Even after performing a thorough inspection/treatment of the interior, a Silverfish infestation could still persist.  That’s when you have to step back, look at the structure and figure out what you have missed. 

Here’s a true story about a persistent Silverfish infestation.  A technician was having difficulty controlling Silverfish at a residential account.  He explained to his supervisor what had been done, as far as control products used, application sites, etc.  He just could not get them under control. 

Arrangements were made to meet with the customer at their home.  The home was very well kept and clean.  The customer pointed to the master bathroom as being the area with the most Silverfish activity.  After inspecting the entire bathroom, including the cabinets and linen closet, only a few dead Silverfish were found.  The master bedroom was then inspected without any findings.

The supervisor asked the technician if he had inspected the attic.  The tech answered, “No.”  Their next step was to inspect the attic.  As they made their way over to the master bathroom area, a dead opossum was found above the bathroom!  From the looks of it, it had been there a long time.  The supervisor nudged the hairy hide and out poured a dozen or more Silverfish!  The technician was amazed at what he had just witnessed.  At that point, he realized the most important part of the service is a thorough inspection.  Lesson learned!

There will be times when locating the source will be difficult, but remember we have tools such as small glue traps that can be placed and monitored.  Date and number the glue traps, then place them at several locations in the area the Silverfish are seen the most.  Log the number and location on paper to keep track of them.  Schedule return trips weekly, or every two weeks, to check and count the number of Silverfish in the traps.  The one with the highest number of catches is the winner and should be the closet to the source.  Start your inspection process again from that point.  Remember to place the glue traps in locations where pets and children cannot come in contact with them, on the floor and up against the wall is a proper placement…not in the middle of the floor.

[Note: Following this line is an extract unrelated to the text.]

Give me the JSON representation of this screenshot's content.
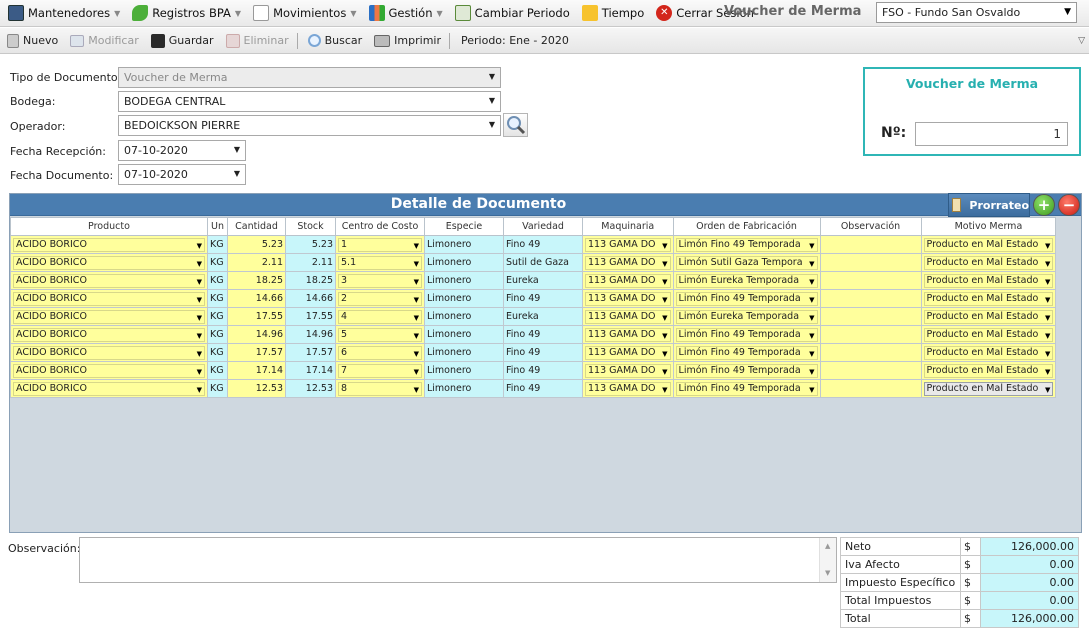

Controlling Silverfish can be difficult at times.  The more you know about their biology and habits, the better you will be equipped when it comes to tackling an infestation.  Know your enemy…Think like a Silverfish!

Daniel D. Dye II, ACE    

To listen to the companion audio podcast click here; Whistling passed the cemetery; Pests on Target talking silverfish with Daniel D.Dye II

 

Daniel D. Dye II is a 40 year veteran of the pest control industry state certified in all 4 categories and an ACE. Associate certified entomologist. His passion for pest control is only rivaled by his love for nature and the opportunity to at anytime teach on any of these subjects.  For more of Daniels insights and expertise please visit his Florida Backyard Spiders page and or Florida Backyard Snakes on Facebook. You can also view some of his amazing photography work on his flickr page.

        

About The Bug Doctor

Jerry Schappert is a certified pest control operator and Associate Certified Entomologist with over two and a half decades of experience from birds to termites and everything in between. He started as a route technician and worked his way up to commercial/national accounts representative. Always learning in his craft he is familiar with rural pest services and big city control techniques. Jerry has owned and operated a successful pest control company since 1993 in Ocala,Florida. While his knowledge and practical application has benefitted his community Jerry wanted to impart his wisdom on a broader scale to help many more. Pestcemetery.com was born from that idea in 2007 and has been well received. It is the goal of this site to inform you with his keen insights and safely guide you through your pest control treatment needs.

This entry was posted in Silverfish and Firebrats, Whistling past the cemetery podcast and tagged , , , , , . Bookmark the permalink.